|Sandburrs 81: In ten hours more dey would have had that bank on d’ hog for fair.‘Crime That Failed’ in|
4. (US) of people, in bad condition, penniless.
|Sandburrs 188: D’ fam’ly was on d’ hog for fair when Bridgy gets there. [Ibid.] 288: His ratty eyes—one of ’em on d’ hog, as I states.|
5. (US) depressed.
|Artie (1963) 29: On the hog, that’s all. Been feelin’ rotten all day.|
6. (US campus) honest.
|Student Sl. in Cohen (1997) 17: hog train, to be strictly on the To be fair, honest. ‘That isn’t cheating; it’s strictly on the hog train.’.|
see hog v. (1b)
see under sure as... phr.
see separate entry.
Verbs meaning to masturbate
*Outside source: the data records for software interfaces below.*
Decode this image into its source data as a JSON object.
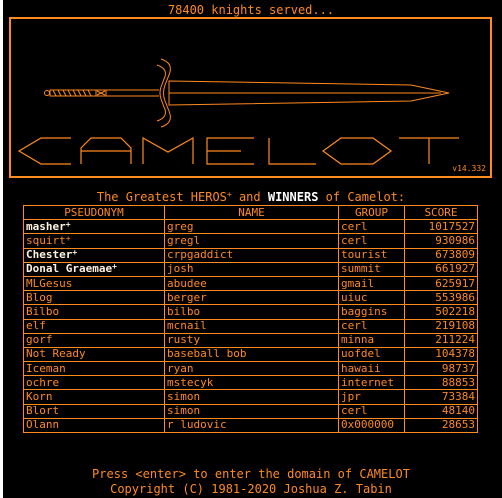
{
  "top_message": "78400 knights served...",
  "logo_text": "CAMELOT",
  "version": "v14.332",
  "heading": {
    "before": "The Greatest HEROS",
    "mark1": "+",
    "middle": " and ",
    "winners": "WINNERS",
    "after": " of Camelot:"
  },
  "columns": [
    "PSEUDONYM",
    "NAME",
    "GROUP",
    "SCORE"
  ],
  "rows": [
    {
      "pseudonym": "masher",
      "hero": true,
      "bold": true,
      "name": "greg",
      "group": "cerl",
      "score": "1017527"
    },
    {
      "pseudonym": "squirt",
      "hero": true,
      "bold": false,
      "name": "gregl",
      "group": "cerl",
      "score": "930986"
    },
    {
      "pseudonym": "Chester",
      "hero": true,
      "bold": true,
      "name": "crpgaddict",
      "group": "tourist",
      "score": "673809"
    },
    {
      "pseudonym": "Donal Graemae",
      "hero": true,
      "bold": true,
      "name": "josh",
      "group": "summit",
      "score": "661927"
    },
    {
      "pseudonym": "MLGesus",
      "hero": false,
      "bold": false,
      "name": "abudee",
      "group": "gmail",
      "score": "625917"
    },
    {
      "pseudonym": "Blog",
      "hero": false,
      "bold": false,
      "name": "berger",
      "group": "uiuc",
      "score": "553986"
    },
    {
      "pseudonym": "Bilbo",
      "hero": false,
      "bold": false,
      "name": "bilbo",
      "group": "baggins",
      "score": "502218"
    },
    {
      "pseudonym": "elf",
      "hero": false,
      "bold": false,
      "name": "mcnail",
      "group": "cerl",
      "score": "219108"
    },
    {
      "pseudonym": "gorf",
      "hero": false,
      "bold": false,
      "name": "rusty",
      "group": "minna",
      "score": "211224"
    },
    {
      "pseudonym": "Not Ready",
      "hero": false,
      "bold": false,
      "name": "baseball bob",
      "group": "uofdel",
      "score": "104378"
    },
    {
      "pseudonym": "Iceman",
      "hero": false,
      "bold": false,
      "name": "ryan",
      "group": "hawaii",
      "score": "98737"
    },
    {
      "pseudonym": "ochre",
      "hero": false,
      "bold": false,
      "name": "mstecyk",
      "group": "internet",
      "score": "88853"
    },
    {
      "pseudonym": "Korn",
      "hero": false,
      "bold": false,
      "name": "simon",
      "group": "jpr",
      "score": "73384"
    },
    {
      "pseudonym": "Blort",
      "hero": false,
      "bold": false,
      "name": "simon",
      "group": "cerl",
      "score": "48140"
    },
    {
      "pseudonym": "Olann",
      "hero": false,
      "bold": false,
      "name": "r ludovic",
      "group": "0x000000",
      "score": "28653"
    }
  ],
  "footer": {
    "line1": "Press <enter> to enter the domain of CAMELOT",
    "line2": "Copyright (C) 1981-2020 Joshua Z. Tabin"
  },
  "colors": {
    "foreground": "#ff8a1e",
    "background": "#000000",
    "highlight": "#ffffff"
  }
}
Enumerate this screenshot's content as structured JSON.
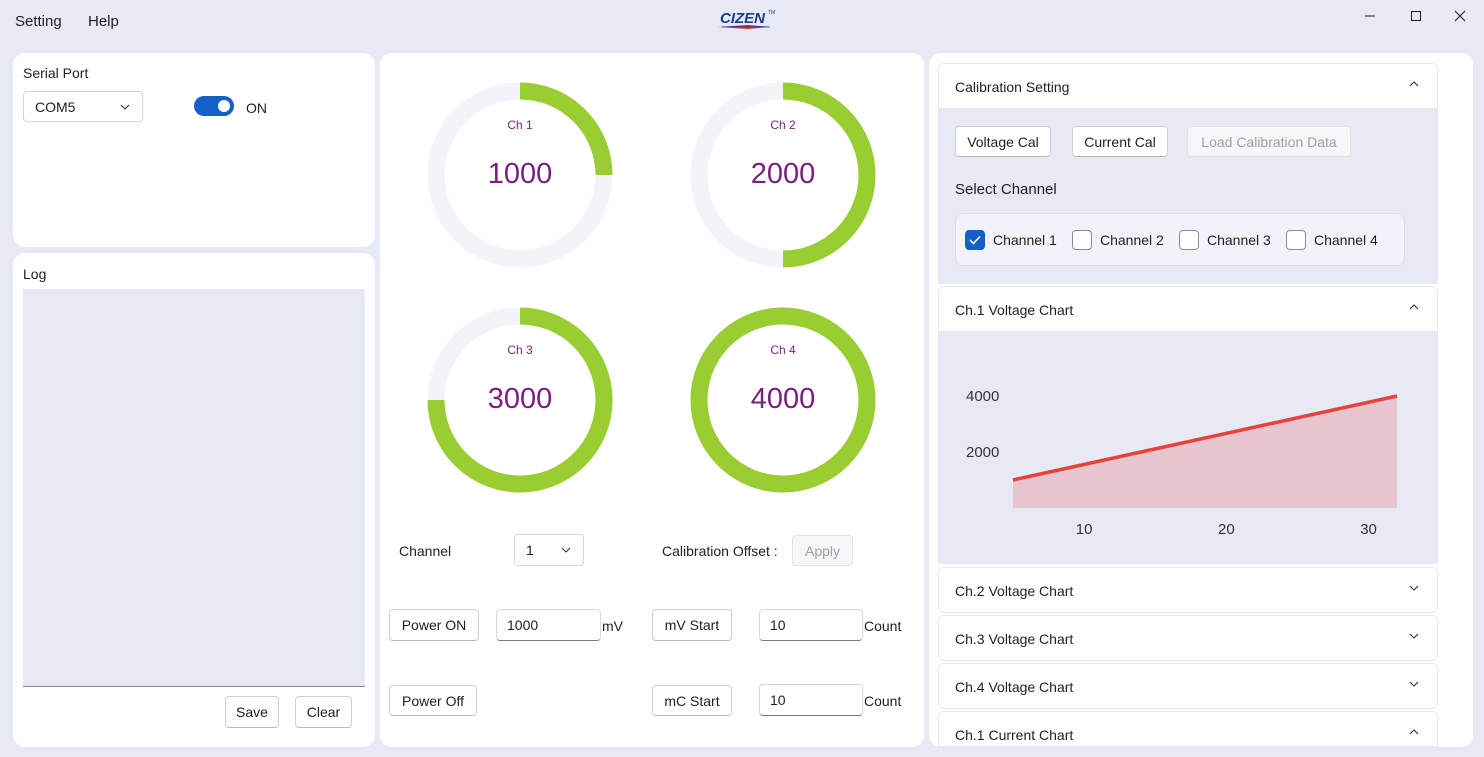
{
  "menu": {
    "setting": "Setting",
    "help": "Help"
  },
  "brand": {
    "logo_text": "CIZEN"
  },
  "serial": {
    "title": "Serial Port",
    "port_value": "COM5",
    "toggle_on": true,
    "toggle_label": "ON"
  },
  "log": {
    "title": "Log",
    "content": "",
    "save_label": "Save",
    "clear_label": "Clear"
  },
  "gauges": [
    {
      "channel": "Ch 1",
      "value": "1000",
      "fraction": 0.25
    },
    {
      "channel": "Ch 2",
      "value": "2000",
      "fraction": 0.5
    },
    {
      "channel": "Ch 3",
      "value": "3000",
      "fraction": 0.75
    },
    {
      "channel": "Ch 4",
      "value": "4000",
      "fraction": 1.0
    }
  ],
  "controls": {
    "channel_label": "Channel",
    "channel_value": "1",
    "calibration_offset_label": "Calibration Offset :",
    "apply_label": "Apply",
    "power_on_label": "Power ON",
    "power_on_value": "1000",
    "power_on_unit": "mV",
    "mv_start_label": "mV Start",
    "mv_count_value": "10",
    "count_label": "Count",
    "power_off_label": "Power Off",
    "mc_start_label": "mC Start",
    "mc_count_value": "10"
  },
  "calibration": {
    "title": "Calibration Setting",
    "voltage_cal": "Voltage Cal",
    "current_cal": "Current Cal",
    "load_data": "Load Calibration Data",
    "select_channel_label": "Select Channel",
    "channels": [
      {
        "label": "Channel 1",
        "checked": true
      },
      {
        "label": "Channel 2",
        "checked": false
      },
      {
        "label": "Channel 3",
        "checked": false
      },
      {
        "label": "Channel 4",
        "checked": false
      }
    ]
  },
  "expanders": {
    "ch1_voltage": "Ch.1 Voltage Chart",
    "ch2_voltage": "Ch.2 Voltage Chart",
    "ch3_voltage": "Ch.3 Voltage Chart",
    "ch4_voltage": "Ch.4 Voltage Chart",
    "ch1_current": "Ch.1 Current Chart"
  },
  "colors": {
    "gauge_fill": "#9acd32",
    "gauge_track": "#f3f3f9",
    "gauge_text": "#7a1f7d",
    "accent": "#1460c7",
    "line": "#e8413a",
    "area": "#e8c6cf"
  },
  "chart_data": {
    "type": "area",
    "title": "",
    "xlabel": "",
    "ylabel": "",
    "x": [
      5,
      32
    ],
    "series": [
      {
        "values": [
          1000,
          4000
        ]
      }
    ],
    "xticks": [
      "10",
      "20",
      "30"
    ],
    "xtick_values": [
      10,
      20,
      30
    ],
    "yticks": [
      "2000",
      "4000"
    ],
    "ytick_values": [
      2000,
      4000
    ],
    "xlim": [
      5,
      32
    ],
    "ylim": [
      0,
      4000
    ],
    "grid": false,
    "legend": "none"
  }
}
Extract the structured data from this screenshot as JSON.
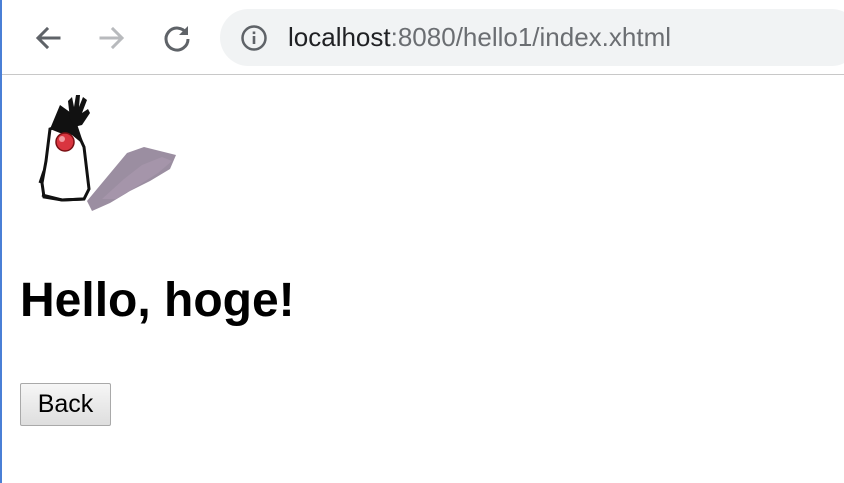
{
  "browser": {
    "url_host": "localhost",
    "url_path": ":8080/hello1/index.xhtml",
    "icons": {
      "back": "arrow-left-icon",
      "forward": "arrow-right-icon",
      "reload": "reload-icon",
      "info": "info-icon"
    }
  },
  "page": {
    "logo": "duke-mascot",
    "heading": "Hello, hoge!",
    "back_button_label": "Back"
  },
  "colors": {
    "accent_border": "#4a7fd6",
    "omnibox_bg": "#f1f3f4",
    "url_path": "#6b6e72"
  }
}
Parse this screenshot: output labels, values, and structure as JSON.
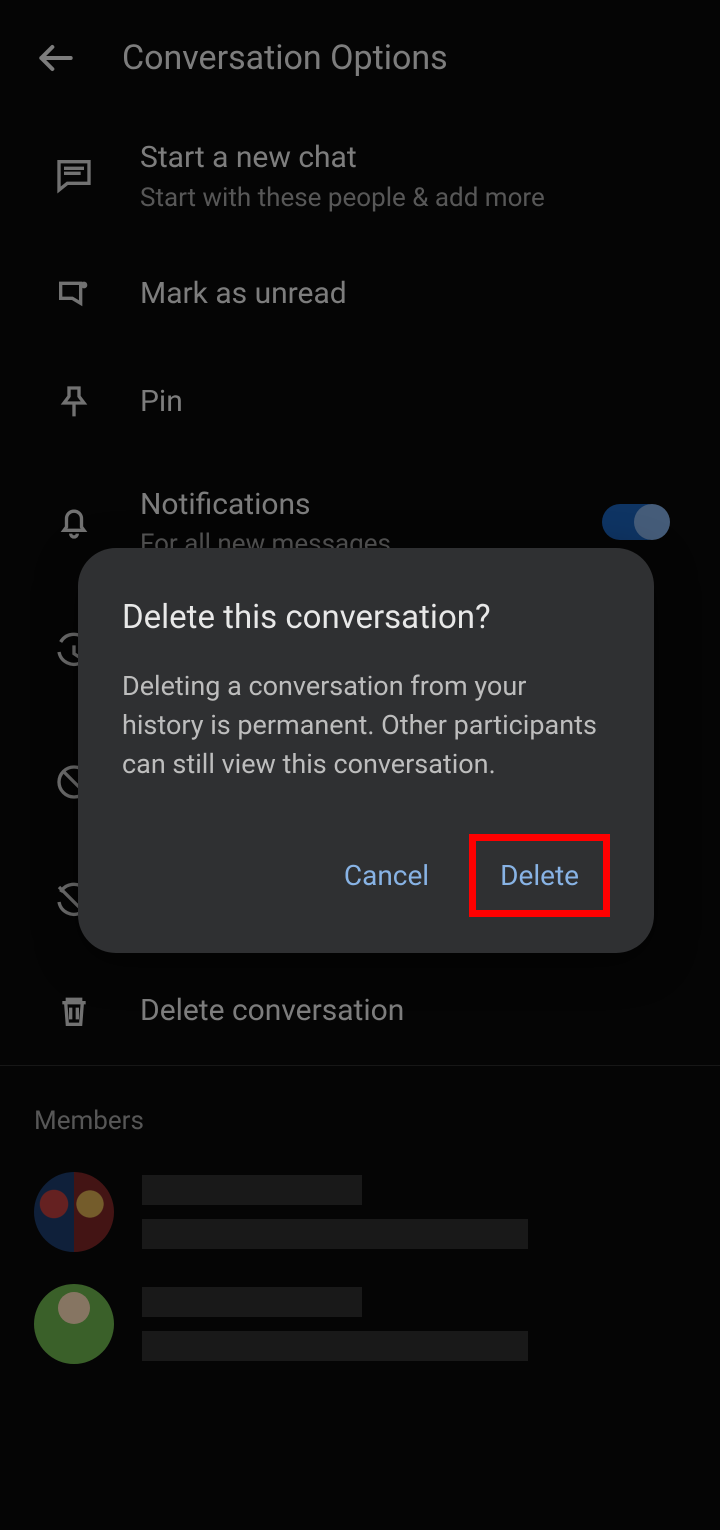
{
  "header": {
    "title": "Conversation Options"
  },
  "options": {
    "newChat": {
      "title": "Start a new chat",
      "sub": "Start with these people & add more"
    },
    "markUnread": {
      "title": "Mark as unread"
    },
    "pin": {
      "title": "Pin"
    },
    "notifications": {
      "title": "Notifications",
      "sub": "For all new messages"
    },
    "delete": {
      "title": "Delete conversation"
    }
  },
  "sections": {
    "members": "Members"
  },
  "dialog": {
    "title": "Delete this conversation?",
    "body": "Deleting a conversation from your history is permanent. Other participants can still view this conversation.",
    "cancel": "Cancel",
    "confirm": "Delete"
  }
}
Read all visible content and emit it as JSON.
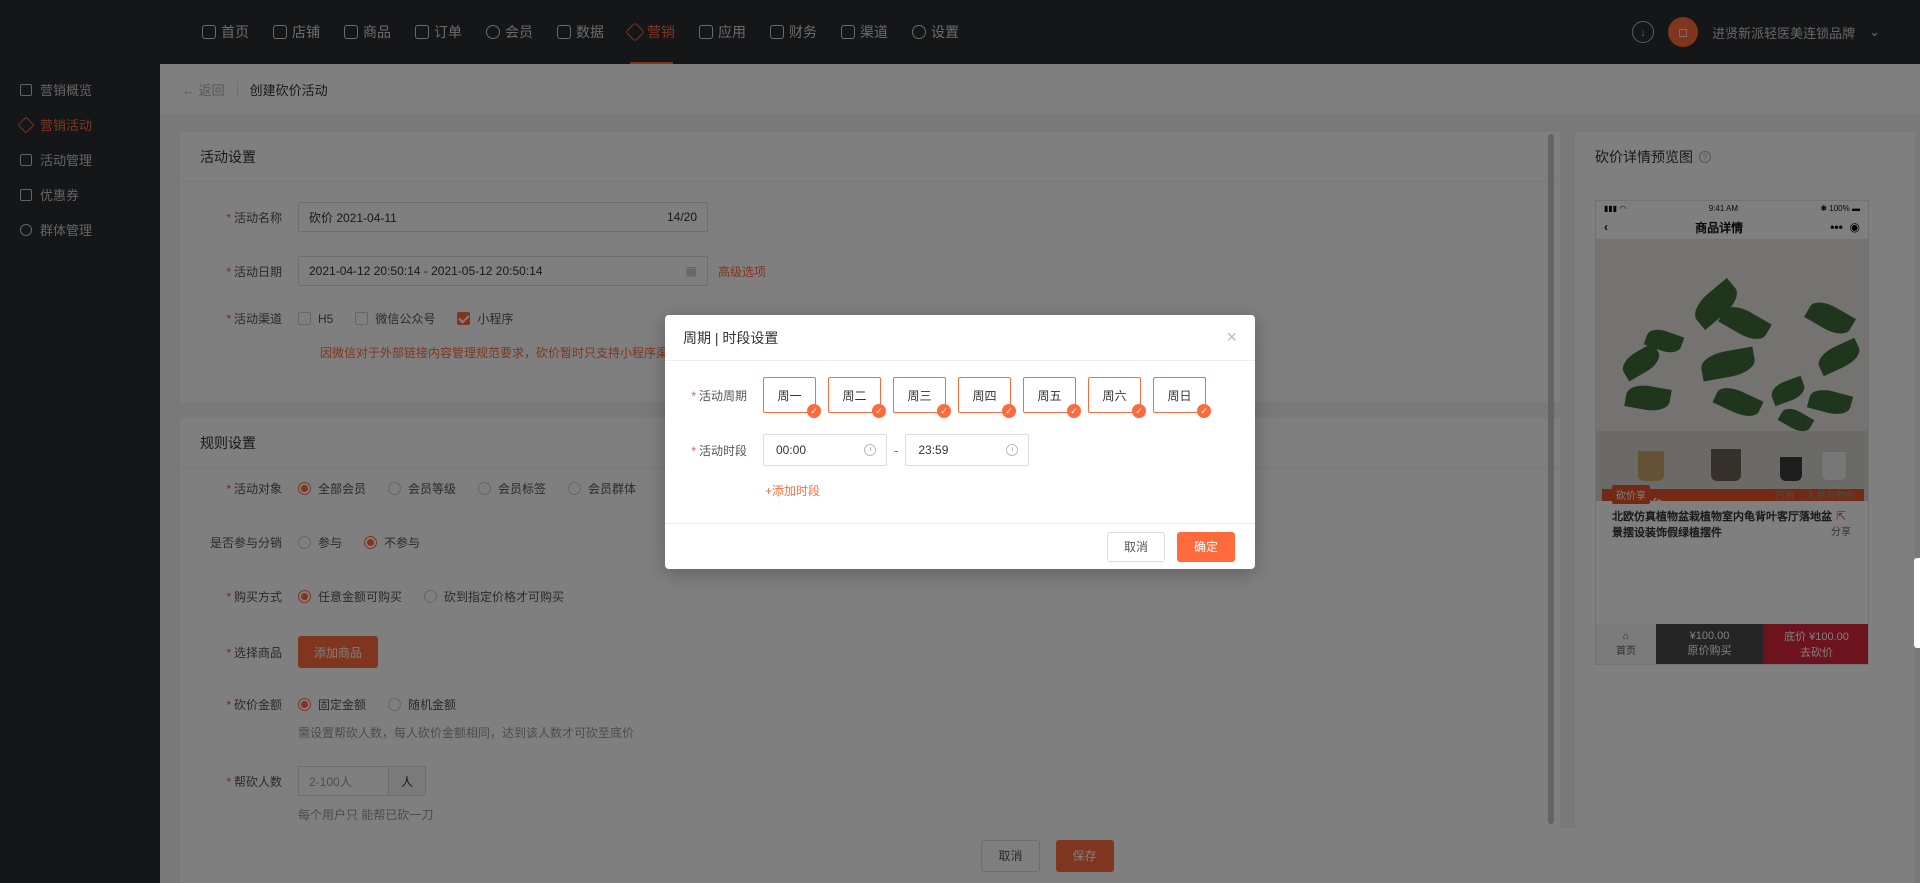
{
  "nav": {
    "items": [
      {
        "label": "首页",
        "icon": "home-icon"
      },
      {
        "label": "店铺",
        "icon": "store-icon"
      },
      {
        "label": "商品",
        "icon": "goods-icon"
      },
      {
        "label": "订单",
        "icon": "order-icon"
      },
      {
        "label": "会员",
        "icon": "member-icon"
      },
      {
        "label": "数据",
        "icon": "chart-icon"
      },
      {
        "label": "营销",
        "icon": "tag-icon"
      },
      {
        "label": "应用",
        "icon": "app-icon"
      },
      {
        "label": "财务",
        "icon": "finance-icon"
      },
      {
        "label": "渠道",
        "icon": "channel-icon"
      },
      {
        "label": "设置",
        "icon": "gear-icon"
      }
    ],
    "active": "营销",
    "shop_name": "进贤新派轻医美连锁品牌",
    "accent": "#ff6a3d"
  },
  "sidebar": {
    "items": [
      {
        "label": "营销概览"
      },
      {
        "label": "营销活动"
      },
      {
        "label": "活动管理"
      },
      {
        "label": "优惠券"
      },
      {
        "label": "群体管理"
      }
    ],
    "active": "营销活动"
  },
  "crumb": {
    "back": "返回",
    "title": "创建砍价活动"
  },
  "activity": {
    "section_title": "活动设置",
    "name_label": "活动名称",
    "name_value": "砍价  2021-04-11",
    "name_count": "14/20",
    "date_label": "活动日期",
    "date_value": "2021-04-12 20:50:14 - 2021-05-12 20:50:14",
    "advanced": "高级选项",
    "channel_label": "活动渠道",
    "channels": [
      {
        "label": "H5",
        "checked": false
      },
      {
        "label": "微信公众号",
        "checked": false
      },
      {
        "label": "小程序",
        "checked": true
      }
    ],
    "channel_warn": "因微信对于外部链接内容管理规范要求，砍价暂时只支持小程序渠"
  },
  "rules": {
    "section_title": "规则设置",
    "target_label": "活动对象",
    "targets": [
      "全部会员",
      "会员等级",
      "会员标签",
      "会员群体"
    ],
    "distribution_label": "是否参与分销",
    "distribution_options": [
      "参与",
      "不参与"
    ],
    "buy_label": "购买方式",
    "buy_options": [
      "任意金额可购买",
      "砍到指定价格才可购买"
    ],
    "goods_label": "选择商品",
    "goods_button": "添加商品",
    "amount_label": "砍价金额",
    "amount_options": [
      "固定金额",
      "随机金额"
    ],
    "amount_hint": "需设置帮砍人数，每人砍价金额相同，达到该人数才可砍至底价",
    "helpers_label": "帮砍人数",
    "helpers_placeholder": "2-100人",
    "helpers_unit": "人",
    "helpers_hint": "每个用户只   能帮已砍一刀"
  },
  "preview": {
    "title": "砍价详情预览图",
    "phone_time": "9:41 AM",
    "phone_battery": "100%",
    "page_title": "商品详情",
    "banner": "全民砍价",
    "tag": "砍价享",
    "price": "¥100.00",
    "joined_prefix": "已有",
    "joined_count": "24",
    "joined_suffix": "人参与砍价",
    "product_name": "北欧仿真植物盆栽植物室内龟背叶客厅落地盆景摆设装饰假绿植摆件",
    "share": "分享",
    "bar_home": "首页",
    "bar_buy_price": "¥100.00",
    "bar_buy_label": "原价购买",
    "bar_cut_price": "底价 ¥100.00",
    "bar_cut_label": "去砍价"
  },
  "footer": {
    "cancel": "取消",
    "save": "保存"
  },
  "modal": {
    "title": "周期 | 时段设置",
    "period_label": "活动周期",
    "days": [
      "周一",
      "周二",
      "周三",
      "周四",
      "周五",
      "周六",
      "周日"
    ],
    "time_label": "活动时段",
    "start_time": "00:00",
    "end_time": "23:59",
    "add_period": "+添加时段",
    "cancel": "取消",
    "confirm": "确定"
  }
}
|Friends of Eddie Coyle (1973) 128: I think they go home and beat the hog over them.|
|(con. 1940s) True Confessions (1979) 43: Guys who shit on the sidewalk. Panty sniffers [...] The guy who belts his hog on the Number 43 bus there.|
|Destination: Morgue! (2004) 274: My kid Brandon sneaks down to watch her and belt his hog.‘Hot-Prowl Rape-O’ in|
|GeorgeCarlin.com [Internet] Masturbate (male): flog the dog, flog the hog.|
|GeorgeCarlin.com [Internet] Masturbation (Male): hack the hog.|
|Y Porn.com [Internet] Join this porn site and hug the hog!|
see I’ll be jiggered! under jigger v.3